Most often, a 3D tour is a series of 360° images, also called photospheres, panoramas, or panos, where a user can navigate from one 360° image to another. There is an opinion that simply using 360° images without an underlying 3D mesh, or 3D point cloud collected by a camera, is not enough for such a presentation to be called a 3D tour, so an explanation is needed.
The term 3D, shorthand for three dimensional, means having three degrees of freedom in which a user can move. In each 360° image a user can look left-right and up-down and these degrees of freedom add up to two dimensions. In addition, a user can move between 360° images, zooming in and out of the images during such transitions. This degree of freedom adds yet another dimension, resulting in the experience of moving through 3D space. Because of that, the term “3D tour” is well justified for tours made using connected 360° images.
Another way to show a 3D tour is to use a 3D mesh with image textures applied to it. This approach is generally not used in a web browser for rendering real physical spaces captured with a camera, due to the high complexity of 3D mesh for the limited resources of a web browser. However, computer-generated 3D environments are often rendered in web browsers using the textured 3D mesh approach because in such cases the 3D mesh is a lot simpler.

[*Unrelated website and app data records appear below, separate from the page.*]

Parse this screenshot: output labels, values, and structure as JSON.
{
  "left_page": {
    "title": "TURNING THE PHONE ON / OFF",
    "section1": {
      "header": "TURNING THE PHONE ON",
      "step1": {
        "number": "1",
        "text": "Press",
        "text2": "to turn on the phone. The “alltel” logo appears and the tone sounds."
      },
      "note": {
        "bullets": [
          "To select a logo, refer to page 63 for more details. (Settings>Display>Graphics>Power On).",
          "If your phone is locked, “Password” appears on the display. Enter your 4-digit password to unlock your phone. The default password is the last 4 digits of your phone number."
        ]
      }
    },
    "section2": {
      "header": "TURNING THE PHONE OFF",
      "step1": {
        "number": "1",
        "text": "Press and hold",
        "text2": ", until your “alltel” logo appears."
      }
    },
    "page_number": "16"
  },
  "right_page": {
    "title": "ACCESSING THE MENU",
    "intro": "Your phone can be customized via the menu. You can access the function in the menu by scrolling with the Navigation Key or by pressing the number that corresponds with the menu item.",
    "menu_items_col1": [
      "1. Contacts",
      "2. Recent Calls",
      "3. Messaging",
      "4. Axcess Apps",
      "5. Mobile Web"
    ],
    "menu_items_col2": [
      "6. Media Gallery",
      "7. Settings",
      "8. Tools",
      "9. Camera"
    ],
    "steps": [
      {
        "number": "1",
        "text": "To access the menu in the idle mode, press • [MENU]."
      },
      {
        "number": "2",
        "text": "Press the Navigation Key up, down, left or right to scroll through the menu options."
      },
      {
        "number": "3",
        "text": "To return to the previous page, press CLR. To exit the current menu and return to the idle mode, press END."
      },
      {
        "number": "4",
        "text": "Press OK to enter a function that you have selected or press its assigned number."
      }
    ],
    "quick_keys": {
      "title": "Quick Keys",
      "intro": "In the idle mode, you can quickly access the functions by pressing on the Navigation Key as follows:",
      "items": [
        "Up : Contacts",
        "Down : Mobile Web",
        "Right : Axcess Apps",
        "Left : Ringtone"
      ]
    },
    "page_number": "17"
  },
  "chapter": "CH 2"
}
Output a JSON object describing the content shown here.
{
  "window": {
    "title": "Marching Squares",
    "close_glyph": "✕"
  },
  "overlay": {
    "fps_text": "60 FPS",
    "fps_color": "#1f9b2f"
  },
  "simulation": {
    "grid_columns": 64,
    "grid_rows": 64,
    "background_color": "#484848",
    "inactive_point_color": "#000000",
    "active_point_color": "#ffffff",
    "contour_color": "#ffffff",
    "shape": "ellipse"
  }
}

The representative 3D tour technologies we will examine in this article are produced by iGUIDE, Matterport, Leica, Occipital, Cupix, InsideMaps, Ricoh, Insta360, Immoviewer, Zillow, Asteroom, EyeSpy360, Metareal, and Vpix360.